Social media has changed many aspects of how we receive our news. It is now a constant feed of updates that happen in real-life time. We are able to follow numerous reputable news sources, but the fact of the matter is that we are all journalists these days.
Any person is able to post news through social media, which has allowed us to become more socially aware of current events. For example, photos and videos that were taken by normal people at the Boston Marathon Bombing went viral and informed people what was happening in that moment.
The problem with anyone being able to post news is that you need to question validly. People hear something and it spreads like wild fire through social media – even if it isn’t true. You can see this again with the Boston Marathon Bombing when a fire at JFK Library occurred just after the bombing. People were saying that JFK Library was also attacked, when the reality was that there was an unrelated gas leak. This poses the question, are we more informed or better informed through social media?
We are certainly more informed citizens because of social media, but because of examples like above, we are not necessarily better-informed citizens. We consume news so quickly and are so hasty to share it that we don’t wait for the facts to surface.
Andy Carvin wrote an article on PBS about social media creating a more informed public. He said, “In recent decades, we've put ourselves in a bind by creating news cycles that are faster and faster and faster. And speed is often the scourge of accuracy.” This quote demonstrates the problem between social media and the news perfectly because people want information so quickly that they are willing to risk accuracy.
Remember, we are all journalists in this day and age. Do your part and check your facts before you share news on social media.
University of Minnesota
Wednesday, November 13, 2013
Tuesday, November 12, 2013
Carmichael Lynch Spong recently promoted Rachel McLennan, Tara Olson Medina, Bob Ringer and Brittany Greff in its Minneapolis and New York offices.
"Rachel, Tara, Bob and Brittany are well-suited to help us succeed as we continue with our purpose to ignite and sustain business momentum for our clients,” said Julie Batliner, managing director for Carmichael Lynch Spong.
Rachel McLennan was promoted to senior media relations manager in the firm’s New York office.

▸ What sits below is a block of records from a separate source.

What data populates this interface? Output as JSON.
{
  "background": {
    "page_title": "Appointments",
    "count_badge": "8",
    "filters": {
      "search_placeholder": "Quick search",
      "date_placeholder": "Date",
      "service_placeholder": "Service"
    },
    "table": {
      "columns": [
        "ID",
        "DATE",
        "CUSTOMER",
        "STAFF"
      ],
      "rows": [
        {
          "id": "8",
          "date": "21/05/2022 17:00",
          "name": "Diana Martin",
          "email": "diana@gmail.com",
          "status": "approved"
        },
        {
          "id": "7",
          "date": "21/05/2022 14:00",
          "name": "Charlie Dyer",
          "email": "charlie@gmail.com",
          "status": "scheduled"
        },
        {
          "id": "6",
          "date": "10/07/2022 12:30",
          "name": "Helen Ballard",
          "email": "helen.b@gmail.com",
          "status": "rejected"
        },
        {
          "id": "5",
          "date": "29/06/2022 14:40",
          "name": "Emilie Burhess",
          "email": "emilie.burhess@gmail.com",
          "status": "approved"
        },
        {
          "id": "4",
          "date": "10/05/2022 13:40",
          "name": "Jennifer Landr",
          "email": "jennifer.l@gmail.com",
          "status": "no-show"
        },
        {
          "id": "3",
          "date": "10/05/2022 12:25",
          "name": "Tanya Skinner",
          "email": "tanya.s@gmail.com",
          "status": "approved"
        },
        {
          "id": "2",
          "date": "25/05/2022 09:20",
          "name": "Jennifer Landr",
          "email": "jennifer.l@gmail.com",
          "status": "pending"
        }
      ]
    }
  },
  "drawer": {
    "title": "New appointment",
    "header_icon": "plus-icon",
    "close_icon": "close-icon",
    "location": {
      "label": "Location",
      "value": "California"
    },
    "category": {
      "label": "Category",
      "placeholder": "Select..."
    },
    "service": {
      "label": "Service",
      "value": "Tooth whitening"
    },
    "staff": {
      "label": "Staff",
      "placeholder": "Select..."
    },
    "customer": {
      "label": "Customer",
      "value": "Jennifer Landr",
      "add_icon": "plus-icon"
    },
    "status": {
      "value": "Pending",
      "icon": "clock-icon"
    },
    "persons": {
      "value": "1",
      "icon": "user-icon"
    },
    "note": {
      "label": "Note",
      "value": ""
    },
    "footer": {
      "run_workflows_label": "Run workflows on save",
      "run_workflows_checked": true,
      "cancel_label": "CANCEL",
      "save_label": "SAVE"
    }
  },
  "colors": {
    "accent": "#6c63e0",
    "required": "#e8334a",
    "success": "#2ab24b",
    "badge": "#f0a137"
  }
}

McLennan is responsible for developing and implementing successful public relations campaigns for her clients Sherwin-Williams Paint Stores Group, Lutron Electronics, MasterBrand Cabinets and Calphalon.
Tara Olson Medina was promoted to senior social engagement specialist in the firm’s Minneapolis office. As Carmichael Lynch Spong is growing its social engagement team, Olson Medina will continue to shape strategy and execution of social engagement initiatives with clients in a variety of categories. She develops brand voices for social channels, plans and executes campaigns to drive fan acquisition and engagement and oversees community management, content development and influencer marketing strategies for several clients including Lutron Electronics, SUPERVALU and MasterBrand Cabinets.
Bob Ringer was promoted to senior associate in the firm’s Minneapolis office. Ringer joined the firm in 2011 as an intern before he was promoted to an associate in 2012. Ringer has worked on a number of clients including Jack Link’s Beef Jerky, MATADOR Beef Jerky, Jennie-O Turkey Store, Save-A-Lot Food Stores, SUPERVALU, MasterBrand Cabinets, DSM, H&R Block Dollars & Sense and Rapala.
As a senior associate, Ringer handles client and account management, execution of events and media relations for top-tier brands.
Brittany Greffwas promoted to senior associate in the firm’s New York office. Greff joined the firm in 2012 as an intern and was promoted to an associate in the fall 2012. Greff is responsible for handling day-to-day activities, as well as implementing campaigns for her clients Sherwin-Williams Paint Stores Group, Lutron Electronics and Morinda Bioactives.